> [Dataset rows for apps and sites]:

__________

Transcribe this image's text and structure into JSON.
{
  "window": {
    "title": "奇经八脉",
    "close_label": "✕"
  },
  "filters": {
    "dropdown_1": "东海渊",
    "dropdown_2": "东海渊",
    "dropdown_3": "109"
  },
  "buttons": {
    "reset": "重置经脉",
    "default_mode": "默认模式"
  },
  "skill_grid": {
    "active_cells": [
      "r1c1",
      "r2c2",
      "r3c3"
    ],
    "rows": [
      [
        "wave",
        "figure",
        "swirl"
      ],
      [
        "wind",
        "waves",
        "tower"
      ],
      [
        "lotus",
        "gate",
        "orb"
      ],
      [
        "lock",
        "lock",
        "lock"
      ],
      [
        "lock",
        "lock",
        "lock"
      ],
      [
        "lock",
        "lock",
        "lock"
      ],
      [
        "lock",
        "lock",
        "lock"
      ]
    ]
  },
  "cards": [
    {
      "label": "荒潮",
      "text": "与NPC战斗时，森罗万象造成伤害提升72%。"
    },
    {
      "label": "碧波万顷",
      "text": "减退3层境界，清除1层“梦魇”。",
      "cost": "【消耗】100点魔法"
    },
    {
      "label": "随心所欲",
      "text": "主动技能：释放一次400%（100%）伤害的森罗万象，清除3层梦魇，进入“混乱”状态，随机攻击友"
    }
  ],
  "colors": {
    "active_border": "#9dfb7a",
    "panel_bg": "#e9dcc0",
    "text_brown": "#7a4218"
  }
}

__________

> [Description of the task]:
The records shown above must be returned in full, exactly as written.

> [Solution to this exercise]:
Transcribe this image's text and structure into JSON.
{
  "window": {
    "title": "奇经八脉",
    "close_label": "✕"
  },
  "filters": {
    "dropdown_1": "东海渊",
    "dropdown_2": "东海渊",
    "dropdown_3": "109"
  },
  "buttons": {
    "reset": "重置经脉",
    "default_mode": "默认模式"
  },
  "skill_grid": {
    "active_cells": [
      "r1c1",
      "r2c2",
      "r3c3"
    ],
    "rows": [
      [
        "wave",
        "figure",
        "swirl"
      ],
      [
        "wind",
        "waves",
        "tower"
      ],
      [
        "lotus",
        "gate",
        "orb"
      ],
      [
        "lock",
        "lock",
        "lock"
      ],
      [
        "lock",
        "lock",
        "lock"
      ],
      [
        "lock",
        "lock",
        "lock"
      ],
      [
        "lock",
        "lock",
        "lock"
      ]
    ]
  },
  "cards": [
    {
      "label": "荒潮",
      "text": "与NPC战斗时，森罗万象造成伤害提升72%。"
    },
    {
      "label": "碧波万顷",
      "text": "减退3层境界，清除1层“梦魇”。",
      "cost": "【消耗】100点魔法"
    },
    {
      "label": "随心所欲",
      "text": "主动技能：释放一次400%（100%）伤害的森罗万象，清除3层梦魇，进入“混乱”状态，随机攻击友"
    }
  ],
  "colors": {
    "active_border": "#9dfb7a",
    "panel_bg": "#e9dcc0",
    "text_brown": "#7a4218"
  }
}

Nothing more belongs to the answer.